**Exercise objective:** Every record that follows should be output exactly as it is given.

Data items:
**********

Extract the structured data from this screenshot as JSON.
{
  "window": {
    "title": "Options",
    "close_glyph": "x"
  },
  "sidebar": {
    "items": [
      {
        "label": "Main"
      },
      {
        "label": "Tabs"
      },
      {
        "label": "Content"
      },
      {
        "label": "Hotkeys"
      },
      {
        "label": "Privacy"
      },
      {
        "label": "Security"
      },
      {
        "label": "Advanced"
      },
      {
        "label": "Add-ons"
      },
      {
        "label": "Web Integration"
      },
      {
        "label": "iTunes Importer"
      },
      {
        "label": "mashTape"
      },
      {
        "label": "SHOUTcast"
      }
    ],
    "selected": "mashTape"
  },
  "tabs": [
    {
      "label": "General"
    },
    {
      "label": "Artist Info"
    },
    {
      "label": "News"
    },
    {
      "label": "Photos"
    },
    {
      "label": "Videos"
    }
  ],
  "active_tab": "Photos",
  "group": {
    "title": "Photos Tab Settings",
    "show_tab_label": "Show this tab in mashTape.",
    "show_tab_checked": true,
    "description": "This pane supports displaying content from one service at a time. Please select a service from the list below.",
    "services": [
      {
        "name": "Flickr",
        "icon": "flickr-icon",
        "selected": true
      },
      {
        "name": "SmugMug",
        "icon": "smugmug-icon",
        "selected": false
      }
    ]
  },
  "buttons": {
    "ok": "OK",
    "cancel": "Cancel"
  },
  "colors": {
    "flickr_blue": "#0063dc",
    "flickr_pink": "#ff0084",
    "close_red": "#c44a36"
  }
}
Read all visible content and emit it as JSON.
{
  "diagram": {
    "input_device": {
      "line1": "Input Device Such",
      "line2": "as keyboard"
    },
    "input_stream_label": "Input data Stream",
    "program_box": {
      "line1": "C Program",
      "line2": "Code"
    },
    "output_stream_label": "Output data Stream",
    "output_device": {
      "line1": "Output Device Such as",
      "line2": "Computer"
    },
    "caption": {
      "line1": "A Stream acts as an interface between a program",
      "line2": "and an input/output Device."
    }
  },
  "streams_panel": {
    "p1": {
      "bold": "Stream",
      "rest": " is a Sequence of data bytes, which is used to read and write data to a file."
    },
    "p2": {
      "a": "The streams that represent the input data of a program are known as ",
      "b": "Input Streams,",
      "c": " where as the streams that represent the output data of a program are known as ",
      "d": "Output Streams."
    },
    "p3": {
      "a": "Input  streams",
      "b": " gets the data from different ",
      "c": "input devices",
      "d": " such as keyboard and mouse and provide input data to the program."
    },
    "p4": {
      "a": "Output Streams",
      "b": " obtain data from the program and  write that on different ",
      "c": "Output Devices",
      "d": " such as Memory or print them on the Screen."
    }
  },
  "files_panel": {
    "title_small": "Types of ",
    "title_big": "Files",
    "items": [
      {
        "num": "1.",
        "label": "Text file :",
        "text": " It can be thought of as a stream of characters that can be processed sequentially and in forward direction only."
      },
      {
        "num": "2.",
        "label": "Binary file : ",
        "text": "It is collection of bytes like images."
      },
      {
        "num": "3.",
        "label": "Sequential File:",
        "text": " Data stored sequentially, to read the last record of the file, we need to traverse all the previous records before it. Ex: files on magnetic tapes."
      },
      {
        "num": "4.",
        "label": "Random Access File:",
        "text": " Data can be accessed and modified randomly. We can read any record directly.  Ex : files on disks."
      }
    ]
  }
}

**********

**Solution below:**
Extract the structured data from this screenshot as JSON.
{
  "window": {
    "title": "Options",
    "close_glyph": "x"
  },
  "sidebar": {
    "items": [
      {
        "label": "Main"
      },
      {
        "label": "Tabs"
      },
      {
        "label": "Content"
      },
      {
        "label": "Hotkeys"
      },
      {
        "label": "Privacy"
      },
      {
        "label": "Security"
      },
      {
        "label": "Advanced"
      },
      {
        "label": "Add-ons"
      },
      {
        "label": "Web Integration"
      },
      {
        "label": "iTunes Importer"
      },
      {
        "label": "mashTape"
      },
      {
        "label": "SHOUTcast"
      }
    ],
    "selected": "mashTape"
  },
  "tabs": [
    {
      "label": "General"
    },
    {
      "label": "Artist Info"
    },
    {
      "label": "News"
    },
    {
      "label": "Photos"
    },
    {
      "label": "Videos"
    }
  ],
  "active_tab": "Photos",
  "group": {
    "title": "Photos Tab Settings",
    "show_tab_label": "Show this tab in mashTape.",
    "show_tab_checked": true,
    "description": "This pane supports displaying content from one service at a time. Please select a service from the list below.",
    "services": [
      {
        "name": "Flickr",
        "icon": "flickr-icon",
        "selected": true
      },
      {
        "name": "SmugMug",
        "icon": "smugmug-icon",
        "selected": false
      }
    ]
  },
  "buttons": {
    "ok": "OK",
    "cancel": "Cancel"
  },
  "colors": {
    "flickr_blue": "#0063dc",
    "flickr_pink": "#ff0084",
    "close_red": "#c44a36"
  }
}
Read all visible content and emit it as JSON.
{
  "diagram": {
    "input_device": {
      "line1": "Input Device Such",
      "line2": "as keyboard"
    },
    "input_stream_label": "Input data Stream",
    "program_box": {
      "line1": "C Program",
      "line2": "Code"
    },
    "output_stream_label": "Output data Stream",
    "output_device": {
      "line1": "Output Device Such as",
      "line2": "Computer"
    },
    "caption": {
      "line1": "A Stream acts as an interface between a program",
      "line2": "and an input/output Device."
    }
  },
  "streams_panel": {
    "p1": {
      "bold": "Stream",
      "rest": " is a Sequence of data bytes, which is used to read and write data to a file."
    },
    "p2": {
      "a": "The streams that represent the input data of a program are known as ",
      "b": "Input Streams,",
      "c": " where as the streams that represent the output data of a program are known as ",
      "d": "Output Streams."
    },
    "p3": {
      "a": "Input  streams",
      "b": " gets the data from different ",
      "c": "input devices",
      "d": " such as keyboard and mouse and provide input data to the program."
    },
    "p4": {
      "a": "Output Streams",
      "b": " obtain data from the program and  write that on different ",
      "c": "Output Devices",
      "d": " such as Memory or print them on the Screen."
    }
  },
  "files_panel": {
    "title_small": "Types of ",
    "title_big": "Files",
    "items": [
      {
        "num": "1.",
        "label": "Text file :",
        "text": " It can be thought of as a stream of characters that can be processed sequentially and in forward direction only."
      },
      {
        "num": "2.",
        "label": "Binary file : ",
        "text": "It is collection of bytes like images."
      },
      {
        "num": "3.",
        "label": "Sequential File:",
        "text": " Data stored sequentially, to read the last record of the file, we need to traverse all the previous records before it. Ex: files on magnetic tapes."
      },
      {
        "num": "4.",
        "label": "Random Access File:",
        "text": " Data can be accessed and modified randomly. We can read any record directly.  Ex : files on disks."
      }
    ]
  }
}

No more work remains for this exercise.